Kayaking is an excellent upper body workout. It makes you use those often-neglected muscles in your upper back, shoulders, and arms. You can do it at your own pace and enjoy some great outdoor views while you paddle, giving the muscles and joints in your lower body a break for a change. For extra safety, wearing a life jacket while kayaking is recommended.

The Bottom Line

The benefits of exercise for RA are numerous. But listen to your body—don’t proceed with any exercise if you feel pain or discomfort. If you are having a flare, consider dividing up your exercise throughout the day (e.g., walking for 10 minutes at three different times during the day instead of 30 minutes all at once). You will still get the cardiovascular and joint mobility benefits. Talk with your healthcare provider if you have questions or concerns about your exercise program.

Carmen Roberts, M.S., R.D., L.D.N.
Meet Our Writer
Carmen Roberts, M.S., R.D., L.D.N.

Carmen is a Registered Dietitian. In addition to writing for HealthCentral, she has spent her career working at Johns Hopkins and is also an adjunct faculty instructor for Excelsior College. Carmen has over 20 years of experience in nutritional counseling, education, writing, and program management and is a certified specialist in adult weight management.

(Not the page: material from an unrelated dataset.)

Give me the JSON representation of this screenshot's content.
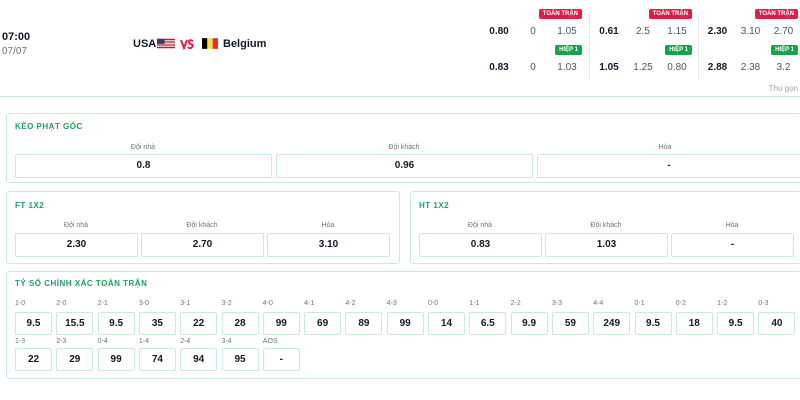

She enjoys educating her students and clients about how nutrition affects the body and its role in overall health and wellness.